Clinical Testing of Topical ANtiseptics


Soaps, washes, and scrubs containing antiseptic or antibacterial agents are often used to reduce the number of potentially harmful microorganisms on the skin. Hand or skin antisepsis requires the use of an antiseptic hand wash, antiseptic hand rub, or another product containing an antiseptic agent such as a pre-operative skin scrub or surgical scrub. Washing hands with antibacterial soap and water is an example of antiseptic handwashing where the cleansing agents are rinsed off following use. Leave-on hand sanitizers are examples of antiseptic hand rubs. Currently, the FDA supports the CDC recommendation2 to use non-antibacterial soap and water washes or a hand sanitizer if water is not readily available.

Topical Antiseptic1

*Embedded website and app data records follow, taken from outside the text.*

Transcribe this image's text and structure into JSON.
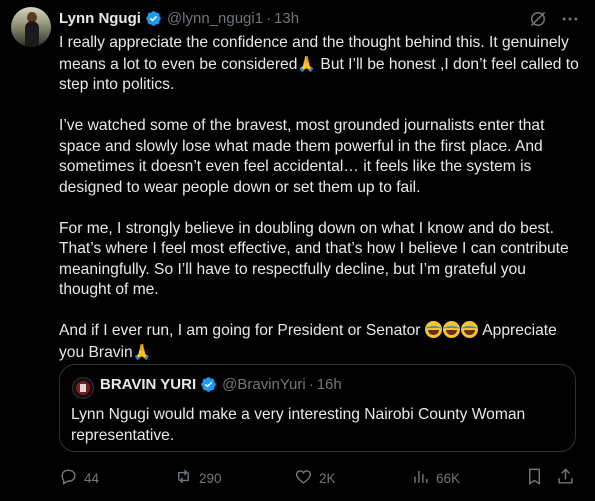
{
  "author": {
    "name": "Lynn Ngugi",
    "handle": "@lynn_ngugi1",
    "separator": "·",
    "time": "13h"
  },
  "body": {
    "p1_a": "I really appreciate the confidence and the thought behind this. It genuinely means a lot to even be considered",
    "p1_b": " But I’ll be honest ,I don’t feel called to step into politics.",
    "p2": "I’ve watched some of the bravest, most grounded journalists enter that space and slowly lose what made them powerful in the first place. And sometimes it doesn’t even feel accidental… it feels like the system is designed to wear people down or set them up to fail.",
    "p3": "For me, I strongly believe in doubling down on what I know and do best. That’s where I feel most effective, and that’s how I believe I can contribute meaningfully. So I’ll have to respectfully decline, but I’m grateful you thought of me.",
    "p4_a": "And if I ever run, I am going for President or Senator ",
    "p4_b": " Appreciate you Bravin",
    "pray_emoji": "🙏",
    "laugh_emoji": "😂"
  },
  "quote": {
    "name": "BRAVIN YURI",
    "handle": "@BravinYuri",
    "separator": "·",
    "time": "16h",
    "text": "Lynn Ngugi would make a very interesting Nairobi County Woman representative."
  },
  "actions": {
    "replies": "44",
    "reposts": "290",
    "likes": "2K",
    "views": "66K"
  },
  "icons": {
    "verified": "verified-badge-icon",
    "grok": "grok-icon",
    "more": "more-icon",
    "reply": "reply-icon",
    "repost": "repost-icon",
    "like": "heart-icon",
    "views": "views-icon",
    "bookmark": "bookmark-icon",
    "share": "share-icon"
  },
  "colors": {
    "background": "#000000",
    "text": "#e7e9ea",
    "muted": "#71767b",
    "verified": "#1d9bf0",
    "border": "#2f3336"
  }
}
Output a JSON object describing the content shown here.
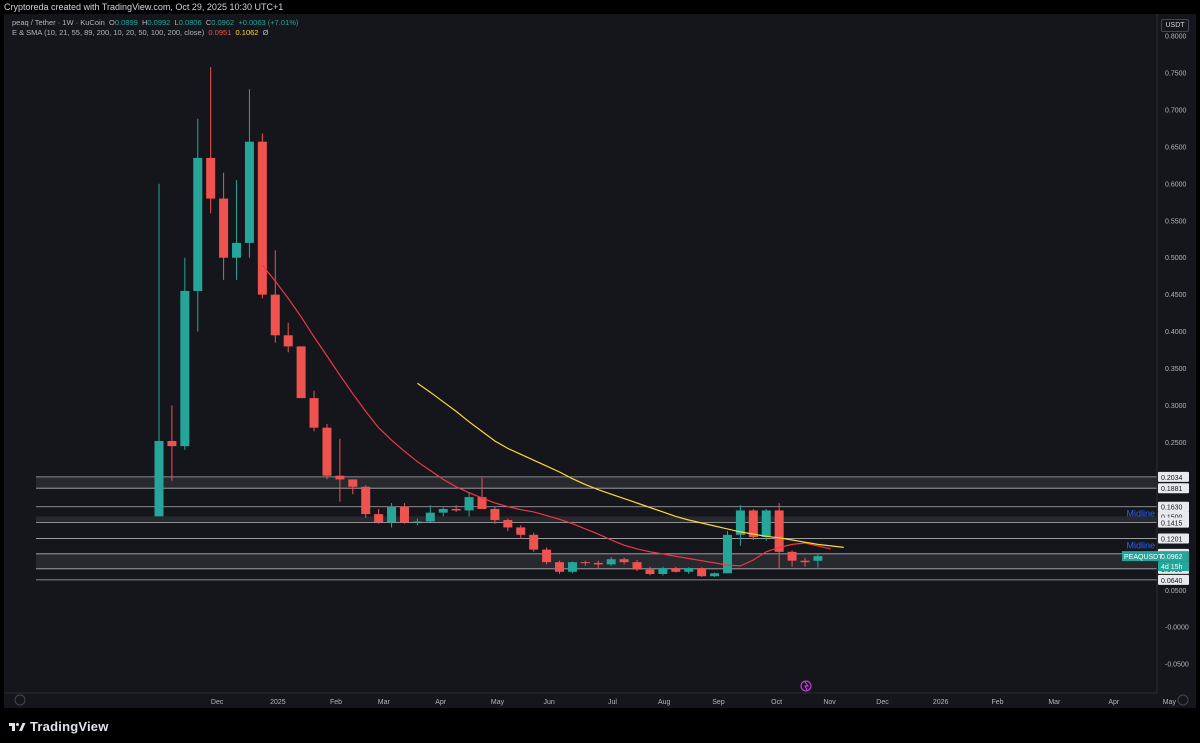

Over the years, many types of antiseptic agents have been used including alcohols, chlorhexidine, chlorine, chloroxylenol (PCMX), hexachlorophene, iodine, various quaternary ammonium compounds, and triclosan. Recently the FDA began to review the use of these agents for both consumer and healthcare applications to ensure that they are “generally recognized as safe and effective” (GRASE).3 As part of this initiative, the FDA has issued a final ruling that requires triclosan, triclocarban, and other antiseptic agents to be removed from consumer antibacterial hand soaps and body washes.4 Because the use settings, target populations, and infection risks are different, Consumer Antiseptics and Healthcare Antiseptics are being assessed separately.

Standardized methods have been outlined for the evaluation of the efficacy of healthcare handwashes, surgical hand scrubs and other skin antisepsis products. As outlined by the CDC5, the methods used depend on the specific product protocols. Variables include the use and type of a pre-contamination step, the volume of product applied to the hands, the product contact time, the method for recovering bacteria from the skin, and how the product efficacy is reported. Most studies involve either removing transient flora (which may be artificially increased prior to evaluation) or removing resident flora (which typically is not artificially increased) from the skin. The use of a pre-contamination step often depends on the product use – for example preoperative scrub products are typically tested for their ability to remove resident flora without artificially contaminating the volunteers' hands prior to testing.


Vivo Clinical Testing specializes in the clinical testing of topical antiseptic products in order to confirm the antimicrobial efficacy of the product. Our services Include:

  • Consumer Antiseptic Testing
    • Antimicrobial Hand Washes/Antimicrobial Soaps
    • Antimicrobial Hand Rubs/Hand Sanitizers
  • Healthcare Antiseptic Testing
    • Antimicrobial Hand Washes/Antimicrobial Soaps
    • Antimicrobial Hand Rubs/Hand Sanitizers
    • Pre-Operative Skin Scrub/Surgical Site Preparation Scrub Testing
    • Surgical Scrub Testing


Vivo Clinical Testing is a contract testing laboratory designed to support the hand hygiene and infection control industry. Vivo Clinical Testing was founded in 2017 by Dr. Benjamin Tanner, a respected microbiologist and owner of Microchem Laboratory.  The Vivo Clinical Testing laboratory offers testing in compliance with current FDA, Good Laboratory Practice (GLP), and Good Clinical Practice (GCP) regulations.  Clients are welcome to tour the lab, observe studies, and audit the lab's quality system. The lab is staffed by a capable, friendly group of scientists, mostly microbiologists.  We understand what our clients need:  Fairly priced testing services, done accurately and reported quickly. 


  1. Photo credit to KMOV as published Sept. 05, 2016.

  2. Handwashing: Clean Hands Save Lives. When & How to Wash your Hands

  3. Topical Antiseptic Products: Hand Sanitizers and Antibacterial Soaps

  4. Safety and Effectiveness of Consumer Antiseptics; Topical Antimicrobial Drug Products for Over-the-Counter Human Use 09/06/2016.

  5. Guideline for Hand Hygiene in Health-care settings